Round Hill

Townshend Village

"That he had mortally feared the crowded green hills and endless trickle of brooks among which he had been born and reared, means nothing at all, either; for thousands are subject to just such morbid fears."

"In each case country folk reported seeing one or more very bizarre and disturbing objects in the surging waters that poured down from the unfrequented hills, and there was a widespread tendency to connect these sights with a primitive, half-forgotten cycle of whispered legend which old people resurrected for the occasion."

"There were queer footprints or claw-prints in the mud of brook-margins and barren patches, and curious circles of stones, with the grass around them worn away, which did not seem to have been placed or entirely shaped by Nature. There were, too, certain caves of problematical depth in the sides of the hills; with mouths closed by boulders in a manner scarcely accidental, and with more than an average quota of the queer prints leading both toward and away from them--if indeed the direction of these prints could be justly estimated. And worst of all, there were the things which adventurous people had seen very rarely in the twilight of the remotest valleys and the dense perpendicular woods above the limits of normal hill-climbing."

"Of course I began by considering him mistaken, but gave him credit for being intelligently mistaken; and at no time did I emulate some of his friends in attributing his ideas, and his fear of the lonely green hills, to insanity."

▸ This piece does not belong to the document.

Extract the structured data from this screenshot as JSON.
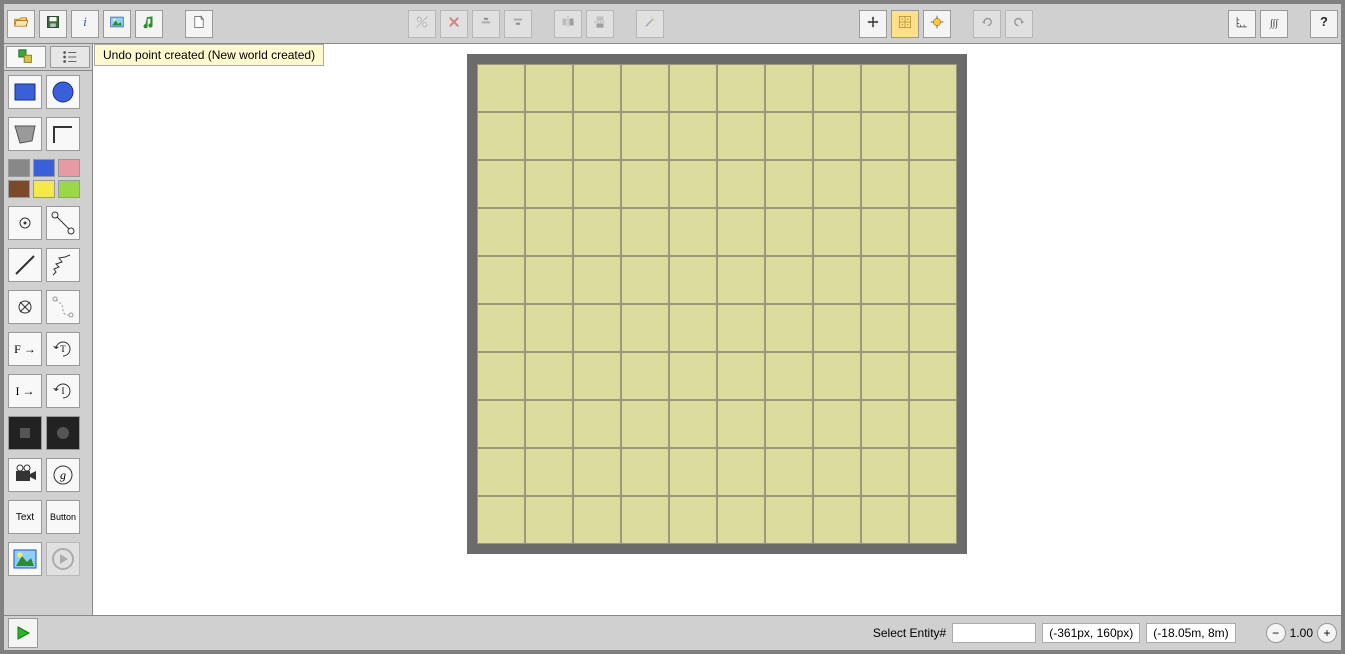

"You can see that I am having a hard time getting to the point, probably because I really dread getting to the point; but the upshot of the matter is that I have certain evidence that monstrous things do indeed live in the woods on the high hills which nobody visits."

"Certainly, these pictures carried conclusive evidence of something in the Vermont hills which was at least vastly outside the radius of our common knowledge and belief. The worst thing of all was the footprint--a view taken where the sun shone on a mud patch somewhere in a deserted upland. This was no cheaply counterfeited thing, I could see at a glance; for the sharply defined pebbles and grassblades in the field of vision gave a clear index of scale and left no possibility of a tricky double exposure."

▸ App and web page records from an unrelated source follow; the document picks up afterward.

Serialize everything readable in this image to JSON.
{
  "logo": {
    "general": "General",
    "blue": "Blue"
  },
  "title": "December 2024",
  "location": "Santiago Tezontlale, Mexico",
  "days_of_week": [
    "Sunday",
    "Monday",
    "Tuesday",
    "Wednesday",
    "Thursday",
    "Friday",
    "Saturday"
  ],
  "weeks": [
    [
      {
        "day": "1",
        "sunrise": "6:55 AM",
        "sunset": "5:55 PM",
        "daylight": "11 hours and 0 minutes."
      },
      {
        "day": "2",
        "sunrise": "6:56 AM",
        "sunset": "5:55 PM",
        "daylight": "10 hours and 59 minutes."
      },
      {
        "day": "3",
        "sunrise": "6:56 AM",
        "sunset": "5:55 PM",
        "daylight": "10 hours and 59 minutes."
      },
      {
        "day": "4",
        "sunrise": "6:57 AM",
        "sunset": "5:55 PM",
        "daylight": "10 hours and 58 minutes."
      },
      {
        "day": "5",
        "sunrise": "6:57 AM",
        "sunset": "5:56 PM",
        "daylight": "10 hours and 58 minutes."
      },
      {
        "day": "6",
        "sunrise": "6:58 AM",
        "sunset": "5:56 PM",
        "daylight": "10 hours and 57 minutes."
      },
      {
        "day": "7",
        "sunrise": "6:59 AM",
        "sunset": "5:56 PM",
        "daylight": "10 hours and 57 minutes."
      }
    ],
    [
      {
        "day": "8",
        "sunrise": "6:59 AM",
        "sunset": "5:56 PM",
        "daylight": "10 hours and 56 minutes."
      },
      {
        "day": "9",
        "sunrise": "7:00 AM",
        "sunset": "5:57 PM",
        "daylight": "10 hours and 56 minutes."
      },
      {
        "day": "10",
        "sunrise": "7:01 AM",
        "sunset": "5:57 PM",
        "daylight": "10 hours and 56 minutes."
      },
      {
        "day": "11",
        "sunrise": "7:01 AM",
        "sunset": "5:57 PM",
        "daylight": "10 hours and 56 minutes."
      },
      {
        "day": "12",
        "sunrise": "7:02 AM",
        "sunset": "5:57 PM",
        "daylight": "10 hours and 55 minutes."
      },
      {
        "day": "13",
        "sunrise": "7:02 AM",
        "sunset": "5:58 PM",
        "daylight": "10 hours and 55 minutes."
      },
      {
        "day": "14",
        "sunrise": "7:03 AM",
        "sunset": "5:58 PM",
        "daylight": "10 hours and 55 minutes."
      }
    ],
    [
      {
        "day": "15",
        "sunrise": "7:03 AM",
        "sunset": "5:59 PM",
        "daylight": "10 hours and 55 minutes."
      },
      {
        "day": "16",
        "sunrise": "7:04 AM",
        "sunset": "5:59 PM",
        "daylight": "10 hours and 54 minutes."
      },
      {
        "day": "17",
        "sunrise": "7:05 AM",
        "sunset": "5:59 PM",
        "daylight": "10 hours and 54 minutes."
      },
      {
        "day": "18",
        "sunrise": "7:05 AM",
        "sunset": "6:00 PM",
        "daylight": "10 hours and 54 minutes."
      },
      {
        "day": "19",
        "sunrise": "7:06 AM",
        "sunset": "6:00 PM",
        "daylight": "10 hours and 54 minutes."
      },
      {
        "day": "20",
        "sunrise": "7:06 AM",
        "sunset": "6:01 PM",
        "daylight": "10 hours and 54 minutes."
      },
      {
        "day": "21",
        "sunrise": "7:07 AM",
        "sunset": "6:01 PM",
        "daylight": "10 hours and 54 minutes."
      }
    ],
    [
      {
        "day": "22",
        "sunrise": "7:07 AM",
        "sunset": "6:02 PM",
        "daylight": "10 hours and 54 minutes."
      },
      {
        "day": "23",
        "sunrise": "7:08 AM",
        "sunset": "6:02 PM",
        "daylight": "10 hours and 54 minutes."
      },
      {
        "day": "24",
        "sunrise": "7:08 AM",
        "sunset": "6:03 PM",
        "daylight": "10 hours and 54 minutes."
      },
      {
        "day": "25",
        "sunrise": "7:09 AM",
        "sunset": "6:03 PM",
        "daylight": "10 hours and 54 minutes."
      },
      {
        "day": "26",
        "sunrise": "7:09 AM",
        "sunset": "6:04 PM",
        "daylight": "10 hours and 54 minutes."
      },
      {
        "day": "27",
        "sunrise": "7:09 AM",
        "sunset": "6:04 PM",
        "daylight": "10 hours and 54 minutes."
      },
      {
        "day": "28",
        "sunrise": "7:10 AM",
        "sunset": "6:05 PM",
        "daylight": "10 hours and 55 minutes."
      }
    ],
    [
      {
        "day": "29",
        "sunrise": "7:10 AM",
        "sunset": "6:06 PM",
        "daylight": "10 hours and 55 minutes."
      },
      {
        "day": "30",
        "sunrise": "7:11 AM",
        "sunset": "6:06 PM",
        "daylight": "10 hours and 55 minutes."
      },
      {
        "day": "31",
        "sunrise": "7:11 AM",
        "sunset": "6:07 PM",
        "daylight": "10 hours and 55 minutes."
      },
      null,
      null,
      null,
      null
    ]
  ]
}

"Another photograph--evidently a time-exposure taken in deep shadow --was of the mouth of a woodland cave, with a boulder of rounded regularity choking the aperture. On the bare ground in front of, it one could just discern a dense network of curious tracks, and when I studied the picture with a magnifier I felt uneasily sure that the tracks were like the one in the other view. A third pictured showed a druid-like circle of standing stones on the summit of a wild hill."

"The extreme remoteness of the place was apparent from the veritable sea of tenantless mountains which formed the background and stretched away toward a misty horizon."

"Of the five remaining pictures, three were of swamp and hill scenes which seemed to bear traces of hidden and unwholesome tenancy."

"It did not pay, he repeated again and again, to know too much unless one were very remote from those silent and problematical hills." -- The Whisperer in Darkness